There’s no doubt that Japanese tourism to Hawaii hasn’t recovered to pre-pandemic levels. As such, a delegation from Hawaii traveled to the Land of the Rising Sun to discuss Hawaii and Japan’s important relationship. While there Hawaii proposes a Japanese pre-clearance facility to provide visitors with better convenience.
Honestly, I don’t think any amount of discussions or accommodations would improve the number of visitors traveling to Hawaii from Japan. After all, the issues depressing demand are more difficult to remedy – namely, the low value of the Yen compared to the U.S. Dollar. But of course, there was one discussion item that would be useful, just not only for the reason given.
Hawaii Proposes a Japanese Pre-Clearance Facility
The delegation visiting Japan included top state officials, including Governor Josh Green, House Speaker Scott Saiki, and Hawaii Department of Business, Economic Development, and Tourism Director James Tokioka. Though news coverage didn’t report on everything that went on during the visit, the trip appeared to be around relationship building amongst officials and ways to boost Hawaii’s flagging Japanese visitor industry. As I mentioned earlier, I think such discussions are a bit frivolous except for one – Hawaii proposes a Japanese pre-clearance facility.
Apparently, a pre-clearance facility has been under discussion for quite a while now. So why hasn’t it happened yet? Apparently, the costs have been too much to justify for Japanese officials. That hasn’t changed, especially with how low Japanese travel continues to be to the U.S. As a result, Governor Green states that he’ll discuss the matter with our Congressional delegation.
Why is This a Good Idea?
Hawaii proposes a Japanese pre-clearance facility to improve the visitor experience when then arrive in the islands. It’ll allow those traveling from Japan to undergo U.S. Customs screening at their point of departure, allowing them to arrive in Hawaii as a domestic flight, eliminating on-arrival screening, which can take as long as two hours. This is a given to anyone who’s ever done pre-clearance, but the opportunities go beyond this for the islands.
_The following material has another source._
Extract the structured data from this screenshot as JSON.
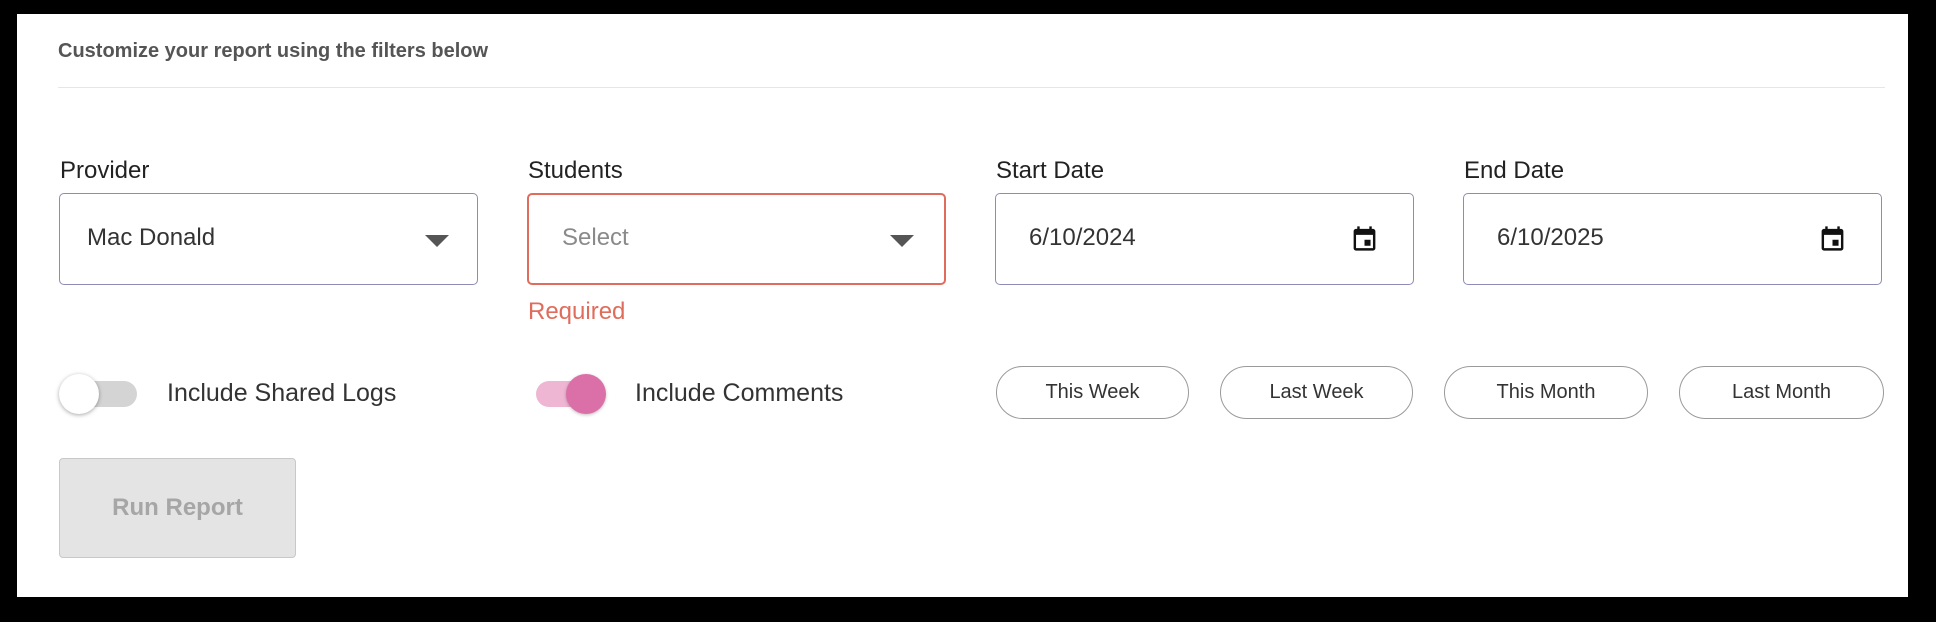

The biggest argument Green made this time around is the ability to fly directly to every island. Today, only Honolulu and Kona have customs screening stations. But if pre-screening were available at a Japanese airport, it would allow airlines to operate direct flights between Japan and Kahului and Lihue. Of course, the benefits extend beyond Hawaii, and could make travel more convenient between any points from Japan to the U.S.
While the discussions revolve around what pre-clearance can do for tourism to Hawaii, it should be mentioned that such an arrangement would benefit the large volume of American visitors heading to Japan nowadays, too. This is particularly true for Hawaii, and other states with large Japanese populations, such as California and New York.
Business could also benefit from this arrangement, especially since there are so many Japanese companies present in the U.S. I’m not going to name all of them, but I’m sure you can thing of at least a few, including automakers, food producers, and even Beam Suntory.
While all of the ideas our delegation brought up as Hawaii proposes a Japanese pre-clearance facility, there are obvious challenges to this. It would take a significant investment from Japan, which is their primary concern. After all, once passengers pass through the pre-clearance facility, they must be held in a sterile area. This would require the airport(s) with such facilities to undergo modification for this requirement. The host country must also share the costs for deploying Customs & Border Protection Officers to equipped airports.
Beyond the logistical challenges, though, are crucial considerations that may be even more difficult to figure out. The top one to me is where you’d place a facility if you could only build one – Haneda or Narita? On the one hand, Haneda is more convenient for all travelers, and would be particularly great for business travel. But Haneda is severely slot-restricted, meaning Governor Green’s idea of direct service to other islands wouldn’t be possible. Narita remains a viable option, too, though its airlines are assigned to terminals based on the alliance they’re affiliated with. That would mean that three different facilities would need to be made.
On Hawaii’s side, would there be enough demand to the individual islands (or in general) to justify this? After all, Hawaiian can’t even operate its Haneda – Kona flight.
Hawaii Proposes a Japanese Pre-Clearance Facility, Final Thoughts
Again, I think it’s a great idea that Hawaii proposes a Japanese pre-clearance facility. That said, there are many challenges that need to be overcome to make such an arrangement viable. As a result, I don’t think it is something we’ll see anytime soon.